Pharmaceutical companies fare slightly better, with a profit margin of 10.94 percent but still rank behind financial services (20.1 percent) or legal services (15.4 percent).
Surprisingly much of the cost of health care is due to labor costs. We may not think of it that way, but health care is a very labor‐intensive industry. In fact, 56 percent of health care spending is for wages and benefits. Health care workers make up nearly 12 percent of the US workforce, and increases in productivity have not nearly offset labor costs. That’s one reason why increases in health care costs have largely tracked increases in wages, a phenomenon observed in other labor‐heavy industries like education.
At the same time, the cost of technology‐based goods and services is dropping, making it appear that health care costs are rising even faster than they are. Ironically, candidates’ proposals to increase the minimum wage or otherwise raise the cost of employment are likely to drive the cost of health care even higher.
It is also important to realize that we spend a lot of money on health care in this country simply because we can. Economists consider health care to be a “superior good,” meaning that spending rises as incomes rise. At the same time, there are natural limits to how much we can consume.
For instance, no matter how wealthy we become, we can only eat so much more food. There are far fewer limits when it comes to health care. We all want to live forever and will consume as much health care as it takes. That is why, across all countries, wealthier people devote a greater share of wealth to health care.
Looking at other countries, with their government‐run health‐care systems, provides no easy answers. Yes, as noted, other countries spend less than we do, but that is for the most part because they started at a lower base. If you look at year‐over‐year spending increases, the growth in US health care expenditures has been roughly in the middle of the pack over the last 20 years.
Systems commonly cited by advocates of single‐payer health care have actually been growing faster than the United States. For example, from 2000 to 2015 (the last year for which comparable data is available), health care spending in the United States grew by an annual average of 5.1 percent. That’s considerably less than the 6.8 percent average in the United Kingdom or the 6.4 percent average in Sweden.
US spending did grow slightly faster than Germany (4.7 percent) but slower than the Netherlands (6 percent), Japan (5.8 percent) and Norway (5.4 percent).
None of this means that our health care costs are not distributed in ways that cause hardship for many Americans, that our spending is used in the most efficient and effective manner or that we always receive value commensurate with our spending. We can and should try to do better. In this regard, there are many good proposals for reform from both the left and right.

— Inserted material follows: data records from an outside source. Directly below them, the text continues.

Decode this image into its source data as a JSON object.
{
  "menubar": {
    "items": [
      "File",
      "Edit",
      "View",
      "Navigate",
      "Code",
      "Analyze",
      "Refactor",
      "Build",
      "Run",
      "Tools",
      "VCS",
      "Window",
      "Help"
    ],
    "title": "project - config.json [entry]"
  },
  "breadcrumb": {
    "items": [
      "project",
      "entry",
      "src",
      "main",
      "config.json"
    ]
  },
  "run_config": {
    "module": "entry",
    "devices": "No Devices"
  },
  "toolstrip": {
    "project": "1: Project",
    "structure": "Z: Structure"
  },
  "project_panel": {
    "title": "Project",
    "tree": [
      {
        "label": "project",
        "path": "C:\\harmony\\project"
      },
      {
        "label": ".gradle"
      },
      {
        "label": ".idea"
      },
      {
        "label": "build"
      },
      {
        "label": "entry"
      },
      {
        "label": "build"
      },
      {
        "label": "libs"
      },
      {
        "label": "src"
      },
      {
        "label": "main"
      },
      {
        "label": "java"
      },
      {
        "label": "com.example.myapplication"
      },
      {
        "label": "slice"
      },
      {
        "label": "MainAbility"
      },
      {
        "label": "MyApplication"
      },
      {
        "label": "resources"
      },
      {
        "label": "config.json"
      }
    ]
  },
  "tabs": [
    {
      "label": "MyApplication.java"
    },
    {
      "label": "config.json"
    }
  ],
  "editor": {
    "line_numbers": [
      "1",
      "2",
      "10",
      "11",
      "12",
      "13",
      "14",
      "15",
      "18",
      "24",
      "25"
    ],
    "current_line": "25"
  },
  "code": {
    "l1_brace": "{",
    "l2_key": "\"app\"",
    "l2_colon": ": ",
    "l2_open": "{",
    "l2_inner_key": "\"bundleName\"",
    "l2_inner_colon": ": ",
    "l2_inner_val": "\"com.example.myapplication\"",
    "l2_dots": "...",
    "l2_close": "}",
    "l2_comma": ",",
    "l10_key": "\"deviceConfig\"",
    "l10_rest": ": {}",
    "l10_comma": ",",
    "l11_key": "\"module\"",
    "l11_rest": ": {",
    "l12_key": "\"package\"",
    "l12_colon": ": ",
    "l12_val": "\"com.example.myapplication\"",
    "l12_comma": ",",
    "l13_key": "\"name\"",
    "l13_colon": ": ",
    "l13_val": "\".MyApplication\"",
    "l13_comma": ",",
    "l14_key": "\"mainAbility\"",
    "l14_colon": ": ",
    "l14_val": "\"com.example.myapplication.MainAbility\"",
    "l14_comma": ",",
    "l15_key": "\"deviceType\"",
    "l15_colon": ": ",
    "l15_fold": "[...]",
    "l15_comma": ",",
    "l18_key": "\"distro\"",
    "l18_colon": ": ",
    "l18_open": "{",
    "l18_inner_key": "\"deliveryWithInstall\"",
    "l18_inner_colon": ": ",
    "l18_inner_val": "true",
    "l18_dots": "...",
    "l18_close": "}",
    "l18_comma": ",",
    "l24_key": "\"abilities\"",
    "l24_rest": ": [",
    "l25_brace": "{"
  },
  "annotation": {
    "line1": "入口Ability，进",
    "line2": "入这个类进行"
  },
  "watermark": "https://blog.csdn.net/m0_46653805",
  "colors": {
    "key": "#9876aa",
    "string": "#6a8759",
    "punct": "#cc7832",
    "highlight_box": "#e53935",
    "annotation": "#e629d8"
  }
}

But when candidates promise a system that will cover every American with benefits far more extensive than dreamed of in other countries for less money than we spend today … well, I would like my unicorn to have purple stripes please.